Vitamin D protects against viral infections
You could protect yourself better against viral infections, especially during autumn and winter, with vitamin D supplementation, says a new study. Since vitamin D levels decrease during the year's last quarter when days are shorter and sunlight is relatively weak.health and fitness Updated: May 02, 2012 18:00 IST
You could protect yourself better against viral infections, especially during autumn and winter, with vitamin D supplementation, says a new study.
Since vitamin D levels decrease during the year's last quarter when days are shorter and sunlight is relatively weak, this may explain why people are more prone to viral infection during these times.

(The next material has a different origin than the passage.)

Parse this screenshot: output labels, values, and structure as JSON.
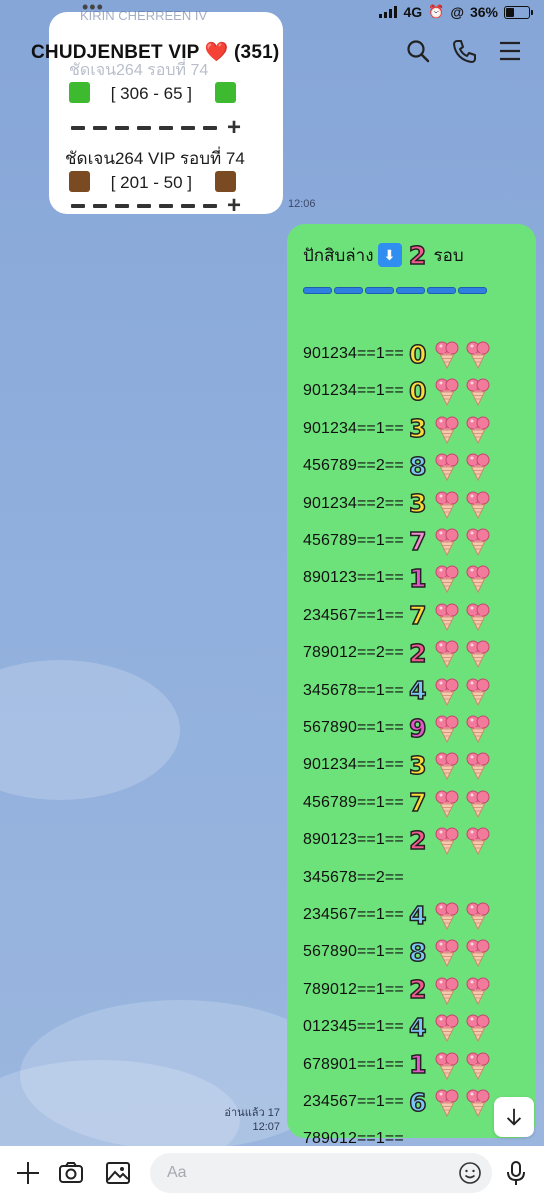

The study also suggests that vitamin D supplementation, especially in older populations, could strengthen people's innate immunity against viral infections, the Journal of Leukocyte Biology reports.
"As more and more research into Vitamin D is conducted, we are learning that it is extremely important for human health," said Victor Manuel Martinez-Taboada, researcher in rheumatology at the Hospital Universitario at the Unversidad de Cantabria in Santander, Spain.
"Our study is no different, and vitamin D supplements should be considered one of many tools that might help when conventional therapies are not enough," said Martinez-Taboada.
Researchers compared the changes in the blood levels of vitamin D among three groups of healthy subjects: young (20-30 years), middle (31-59 years), and elderly (60-86 years). They found decreased levels of vitamin D with aging.
Finally, they studied whether there was any difference in the three age groups depending on the season since it is well known that a limited sun exposure during darker winter months is related with vitamin D deficiency.
"Any school teacher will tell you that people tend to be sicker during the winter than any other time of the year," said John Wherry, deputy editor of the Journal of Leukocyte Biology.
"Since vitamin D supplements are inexpensive and generally safe, this is a really exciting discovery," added Wherry.